Working Time for Mobile Workers
The European Court of Justice has ruled that employers need to treat employee’s commuting time as work time, which will have an impact on every size company in the UK.
This will affect sectors with large numbers of travelling workers, and require employers to look at the distance employees travel to clients/work sites. Employers cannot afford to ignore this ruling, as ignorance could cost money.
What does this mean for employers?
The decision from the European Court of Justice could impact on:
- Business prospects
- Job creation
- Economic growth in the UK
- Rising costs within your company
- Travel time of employees
- Viability of long distance customers
- Weekly working time limits
- Company work patterns for employees
Employers will need to be mindful that work schedules may have to be reorganised to prevent breaching National Minimum Wage legislation.
The UK Government will be negotiating with the European Union to try and ensure employers do not suffer additional costs and burdens.
What may happen if Employers ignore this information?
- Employers may receive claims for unpaid wages

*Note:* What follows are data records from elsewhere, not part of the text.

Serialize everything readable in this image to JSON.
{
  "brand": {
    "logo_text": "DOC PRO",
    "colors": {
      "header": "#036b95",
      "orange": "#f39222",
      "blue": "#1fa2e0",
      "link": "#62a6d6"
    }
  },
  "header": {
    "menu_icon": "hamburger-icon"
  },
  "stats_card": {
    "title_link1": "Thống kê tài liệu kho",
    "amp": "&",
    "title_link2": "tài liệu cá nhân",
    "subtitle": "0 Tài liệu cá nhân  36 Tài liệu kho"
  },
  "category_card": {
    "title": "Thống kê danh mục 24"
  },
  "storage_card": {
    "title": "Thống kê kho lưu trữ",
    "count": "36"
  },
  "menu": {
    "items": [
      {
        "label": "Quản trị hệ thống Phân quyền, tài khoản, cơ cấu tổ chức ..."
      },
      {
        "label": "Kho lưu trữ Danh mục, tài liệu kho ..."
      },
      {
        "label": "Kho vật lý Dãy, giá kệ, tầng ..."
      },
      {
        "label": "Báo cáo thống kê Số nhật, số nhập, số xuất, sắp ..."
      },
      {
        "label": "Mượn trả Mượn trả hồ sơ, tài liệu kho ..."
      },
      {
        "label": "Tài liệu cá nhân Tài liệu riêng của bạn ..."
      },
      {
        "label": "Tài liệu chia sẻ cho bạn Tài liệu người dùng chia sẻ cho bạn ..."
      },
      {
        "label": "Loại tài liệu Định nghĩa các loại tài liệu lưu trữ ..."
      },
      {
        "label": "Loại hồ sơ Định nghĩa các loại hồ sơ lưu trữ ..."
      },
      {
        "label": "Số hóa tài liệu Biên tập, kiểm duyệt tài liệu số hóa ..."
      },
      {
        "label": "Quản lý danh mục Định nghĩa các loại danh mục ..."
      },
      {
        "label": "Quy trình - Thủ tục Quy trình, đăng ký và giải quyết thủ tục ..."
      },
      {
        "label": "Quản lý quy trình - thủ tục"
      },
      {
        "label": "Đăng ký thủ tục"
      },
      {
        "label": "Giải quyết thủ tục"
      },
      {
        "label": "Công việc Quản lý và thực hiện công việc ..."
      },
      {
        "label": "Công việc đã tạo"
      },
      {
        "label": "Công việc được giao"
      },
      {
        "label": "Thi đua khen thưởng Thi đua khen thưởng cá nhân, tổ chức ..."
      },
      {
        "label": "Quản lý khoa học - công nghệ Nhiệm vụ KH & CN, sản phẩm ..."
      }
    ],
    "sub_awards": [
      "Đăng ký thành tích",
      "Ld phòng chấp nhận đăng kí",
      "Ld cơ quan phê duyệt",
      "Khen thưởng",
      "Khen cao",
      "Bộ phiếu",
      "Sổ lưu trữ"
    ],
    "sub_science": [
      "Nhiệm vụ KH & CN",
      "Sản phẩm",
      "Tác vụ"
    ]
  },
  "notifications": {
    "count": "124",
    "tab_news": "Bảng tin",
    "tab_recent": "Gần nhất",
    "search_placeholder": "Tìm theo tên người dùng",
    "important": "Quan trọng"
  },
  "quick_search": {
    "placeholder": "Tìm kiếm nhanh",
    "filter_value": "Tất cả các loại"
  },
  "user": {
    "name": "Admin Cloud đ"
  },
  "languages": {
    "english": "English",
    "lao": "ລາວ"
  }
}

- Potential claims could run into thousands of pounds
The European Court of Justice has ruled that mobile workers with no fixed office should be paid for the travel from home to their first and last place of work each day, as this travel time is counted as working time.
The Court of Appeal ruled travel time is time work, except where incidental to the duties and the time work is not assignment work.
Find out more
Moorepay can advise on what steps you need to take to help identify any potential issues within your company.